App and web page records:

--------

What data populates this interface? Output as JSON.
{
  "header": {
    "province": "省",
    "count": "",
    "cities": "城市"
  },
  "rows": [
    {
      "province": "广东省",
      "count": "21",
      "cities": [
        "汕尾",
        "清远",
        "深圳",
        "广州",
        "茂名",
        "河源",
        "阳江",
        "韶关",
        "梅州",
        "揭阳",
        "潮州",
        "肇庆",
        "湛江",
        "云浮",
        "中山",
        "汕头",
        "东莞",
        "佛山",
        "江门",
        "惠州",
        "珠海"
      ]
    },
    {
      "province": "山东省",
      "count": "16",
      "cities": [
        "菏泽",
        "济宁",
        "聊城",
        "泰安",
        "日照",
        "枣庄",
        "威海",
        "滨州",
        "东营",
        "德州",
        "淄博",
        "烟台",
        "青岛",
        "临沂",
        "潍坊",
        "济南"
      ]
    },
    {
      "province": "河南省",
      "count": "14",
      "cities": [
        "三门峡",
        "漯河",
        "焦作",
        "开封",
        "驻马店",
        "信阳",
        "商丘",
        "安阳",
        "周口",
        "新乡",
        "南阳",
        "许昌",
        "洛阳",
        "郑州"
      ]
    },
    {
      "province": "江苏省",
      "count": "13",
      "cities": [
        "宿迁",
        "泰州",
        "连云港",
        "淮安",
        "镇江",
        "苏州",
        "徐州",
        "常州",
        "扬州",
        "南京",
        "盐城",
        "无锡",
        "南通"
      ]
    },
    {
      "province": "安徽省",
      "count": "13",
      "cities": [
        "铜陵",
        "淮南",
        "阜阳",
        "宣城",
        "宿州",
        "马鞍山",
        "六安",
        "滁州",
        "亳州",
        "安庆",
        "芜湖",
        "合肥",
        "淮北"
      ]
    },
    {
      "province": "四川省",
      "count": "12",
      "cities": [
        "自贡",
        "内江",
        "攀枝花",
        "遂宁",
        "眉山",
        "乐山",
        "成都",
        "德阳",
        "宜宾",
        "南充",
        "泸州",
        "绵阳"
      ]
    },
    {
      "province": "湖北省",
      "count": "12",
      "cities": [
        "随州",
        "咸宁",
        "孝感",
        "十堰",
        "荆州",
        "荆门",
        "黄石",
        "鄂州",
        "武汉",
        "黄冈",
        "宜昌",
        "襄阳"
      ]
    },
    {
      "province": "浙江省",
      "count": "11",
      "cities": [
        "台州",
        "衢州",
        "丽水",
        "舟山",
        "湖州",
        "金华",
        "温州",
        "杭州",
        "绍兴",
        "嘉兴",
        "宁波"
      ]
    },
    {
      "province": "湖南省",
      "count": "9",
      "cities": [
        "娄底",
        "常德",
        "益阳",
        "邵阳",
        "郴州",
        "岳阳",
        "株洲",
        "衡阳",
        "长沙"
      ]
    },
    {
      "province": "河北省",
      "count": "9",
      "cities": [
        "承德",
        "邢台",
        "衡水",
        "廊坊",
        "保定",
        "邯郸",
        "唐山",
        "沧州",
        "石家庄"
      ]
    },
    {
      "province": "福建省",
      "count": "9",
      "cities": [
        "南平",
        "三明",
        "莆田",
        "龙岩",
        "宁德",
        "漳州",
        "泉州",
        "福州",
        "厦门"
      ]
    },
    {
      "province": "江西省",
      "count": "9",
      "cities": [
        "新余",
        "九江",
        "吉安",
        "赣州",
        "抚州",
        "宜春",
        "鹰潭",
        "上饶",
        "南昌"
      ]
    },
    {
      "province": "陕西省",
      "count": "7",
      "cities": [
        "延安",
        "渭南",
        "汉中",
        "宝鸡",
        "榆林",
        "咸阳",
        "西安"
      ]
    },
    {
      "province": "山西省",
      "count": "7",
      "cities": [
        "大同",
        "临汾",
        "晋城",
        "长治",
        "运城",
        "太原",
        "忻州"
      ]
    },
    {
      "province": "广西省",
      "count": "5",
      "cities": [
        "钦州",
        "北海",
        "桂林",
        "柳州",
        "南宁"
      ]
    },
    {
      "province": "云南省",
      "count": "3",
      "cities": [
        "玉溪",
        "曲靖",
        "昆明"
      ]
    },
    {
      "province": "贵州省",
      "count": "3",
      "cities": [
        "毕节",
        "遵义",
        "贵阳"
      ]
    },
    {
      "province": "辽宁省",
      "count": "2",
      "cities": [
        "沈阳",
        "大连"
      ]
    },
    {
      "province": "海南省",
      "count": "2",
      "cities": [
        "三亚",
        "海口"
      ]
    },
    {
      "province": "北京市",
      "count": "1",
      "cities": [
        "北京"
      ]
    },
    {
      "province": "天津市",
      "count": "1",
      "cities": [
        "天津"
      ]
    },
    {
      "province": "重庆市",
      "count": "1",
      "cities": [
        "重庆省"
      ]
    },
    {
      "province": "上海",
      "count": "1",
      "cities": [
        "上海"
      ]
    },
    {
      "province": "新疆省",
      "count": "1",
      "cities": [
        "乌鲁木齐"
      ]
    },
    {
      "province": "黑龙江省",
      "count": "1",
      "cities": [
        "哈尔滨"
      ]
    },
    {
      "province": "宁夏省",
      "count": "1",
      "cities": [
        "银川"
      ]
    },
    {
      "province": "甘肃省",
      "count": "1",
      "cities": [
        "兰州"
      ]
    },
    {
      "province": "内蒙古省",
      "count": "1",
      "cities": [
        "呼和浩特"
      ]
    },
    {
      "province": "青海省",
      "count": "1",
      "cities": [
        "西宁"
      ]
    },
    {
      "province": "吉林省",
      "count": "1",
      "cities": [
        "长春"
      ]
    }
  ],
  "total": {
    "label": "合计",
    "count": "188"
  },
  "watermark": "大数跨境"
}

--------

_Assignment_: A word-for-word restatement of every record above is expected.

_Answer below_:
What data populates this interface? Output as JSON.
{
  "header": {
    "province": "省",
    "count": "",
    "cities": "城市"
  },
  "rows": [
    {
      "province": "广东省",
      "count": "21",
      "cities": [
        "汕尾",
        "清远",
        "深圳",
        "广州",
        "茂名",
        "河源",
        "阳江",
        "韶关",
        "梅州",
        "揭阳",
        "潮州",
        "肇庆",
        "湛江",
        "云浮",
        "中山",
        "汕头",
        "东莞",
        "佛山",
        "江门",
        "惠州",
        "珠海"
      ]
    },
    {
      "province": "山东省",
      "count": "16",
      "cities": [
        "菏泽",
        "济宁",
        "聊城",
        "泰安",
        "日照",
        "枣庄",
        "威海",
        "滨州",
        "东营",
        "德州",
        "淄博",
        "烟台",
        "青岛",
        "临沂",
        "潍坊",
        "济南"
      ]
    },
    {
      "province": "河南省",
      "count": "14",
      "cities": [
        "三门峡",
        "漯河",
        "焦作",
        "开封",
        "驻马店",
        "信阳",
        "商丘",
        "安阳",
        "周口",
        "新乡",
        "南阳",
        "许昌",
        "洛阳",
        "郑州"
      ]
    },
    {
      "province": "江苏省",
      "count": "13",
      "cities": [
        "宿迁",
        "泰州",
        "连云港",
        "淮安",
        "镇江",
        "苏州",
        "徐州",
        "常州",
        "扬州",
        "南京",
        "盐城",
        "无锡",
        "南通"
      ]
    },
    {
      "province": "安徽省",
      "count": "13",
      "cities": [
        "铜陵",
        "淮南",
        "阜阳",
        "宣城",
        "宿州",
        "马鞍山",
        "六安",
        "滁州",
        "亳州",
        "安庆",
        "芜湖",
        "合肥",
        "淮北"
      ]
    },
    {
      "province": "四川省",
      "count": "12",
      "cities": [
        "自贡",
        "内江",
        "攀枝花",
        "遂宁",
        "眉山",
        "乐山",
        "成都",
        "德阳",
        "宜宾",
        "南充",
        "泸州",
        "绵阳"
      ]
    },
    {
      "province": "湖北省",
      "count": "12",
      "cities": [
        "随州",
        "咸宁",
        "孝感",
        "十堰",
        "荆州",
        "荆门",
        "黄石",
        "鄂州",
        "武汉",
        "黄冈",
        "宜昌",
        "襄阳"
      ]
    },
    {
      "province": "浙江省",
      "count": "11",
      "cities": [
        "台州",
        "衢州",
        "丽水",
        "舟山",
        "湖州",
        "金华",
        "温州",
        "杭州",
        "绍兴",
        "嘉兴",
        "宁波"
      ]
    },
    {
      "province": "湖南省",
      "count": "9",
      "cities": [
        "娄底",
        "常德",
        "益阳",
        "邵阳",
        "郴州",
        "岳阳",
        "株洲",
        "衡阳",
        "长沙"
      ]
    },
    {
      "province": "河北省",
      "count": "9",
      "cities": [
        "承德",
        "邢台",
        "衡水",
        "廊坊",
        "保定",
        "邯郸",
        "唐山",
        "沧州",
        "石家庄"
      ]
    },
    {
      "province": "福建省",
      "count": "9",
      "cities": [
        "南平",
        "三明",
        "莆田",
        "龙岩",
        "宁德",
        "漳州",
        "泉州",
        "福州",
        "厦门"
      ]
    },
    {
      "province": "江西省",
      "count": "9",
      "cities": [
        "新余",
        "九江",
        "吉安",
        "赣州",
        "抚州",
        "宜春",
        "鹰潭",
        "上饶",
        "南昌"
      ]
    },
    {
      "province": "陕西省",
      "count": "7",
      "cities": [
        "延安",
        "渭南",
        "汉中",
        "宝鸡",
        "榆林",
        "咸阳",
        "西安"
      ]
    },
    {
      "province": "山西省",
      "count": "7",
      "cities": [
        "大同",
        "临汾",
        "晋城",
        "长治",
        "运城",
        "太原",
        "忻州"
      ]
    },
    {
      "province": "广西省",
      "count": "5",
      "cities": [
        "钦州",
        "北海",
        "桂林",
        "柳州",
        "南宁"
      ]
    },
    {
      "province": "云南省",
      "count": "3",
      "cities": [
        "玉溪",
        "曲靖",
        "昆明"
      ]
    },
    {
      "province": "贵州省",
      "count": "3",
      "cities": [
        "毕节",
        "遵义",
        "贵阳"
      ]
    },
    {
      "province": "辽宁省",
      "count": "2",
      "cities": [
        "沈阳",
        "大连"
      ]
    },
    {
      "province": "海南省",
      "count": "2",
      "cities": [
        "三亚",
        "海口"
      ]
    },
    {
      "province": "北京市",
      "count": "1",
      "cities": [
        "北京"
      ]
    },
    {
      "province": "天津市",
      "count": "1",
      "cities": [
        "天津"
      ]
    },
    {
      "province": "重庆市",
      "count": "1",
      "cities": [
        "重庆省"
      ]
    },
    {
      "province": "上海",
      "count": "1",
      "cities": [
        "上海"
      ]
    },
    {
      "province": "新疆省",
      "count": "1",
      "cities": [
        "乌鲁木齐"
      ]
    },
    {
      "province": "黑龙江省",
      "count": "1",
      "cities": [
        "哈尔滨"
      ]
    },
    {
      "province": "宁夏省",
      "count": "1",
      "cities": [
        "银川"
      ]
    },
    {
      "province": "甘肃省",
      "count": "1",
      "cities": [
        "兰州"
      ]
    },
    {
      "province": "内蒙古省",
      "count": "1",
      "cities": [
        "呼和浩特"
      ]
    },
    {
      "province": "青海省",
      "count": "1",
      "cities": [
        "西宁"
      ]
    },
    {
      "province": "吉林省",
      "count": "1",
      "cities": [
        "长春"
      ]
    }
  ],
  "total": {
    "label": "合计",
    "count": "188"
  },
  "watermark": "大数跨境"
}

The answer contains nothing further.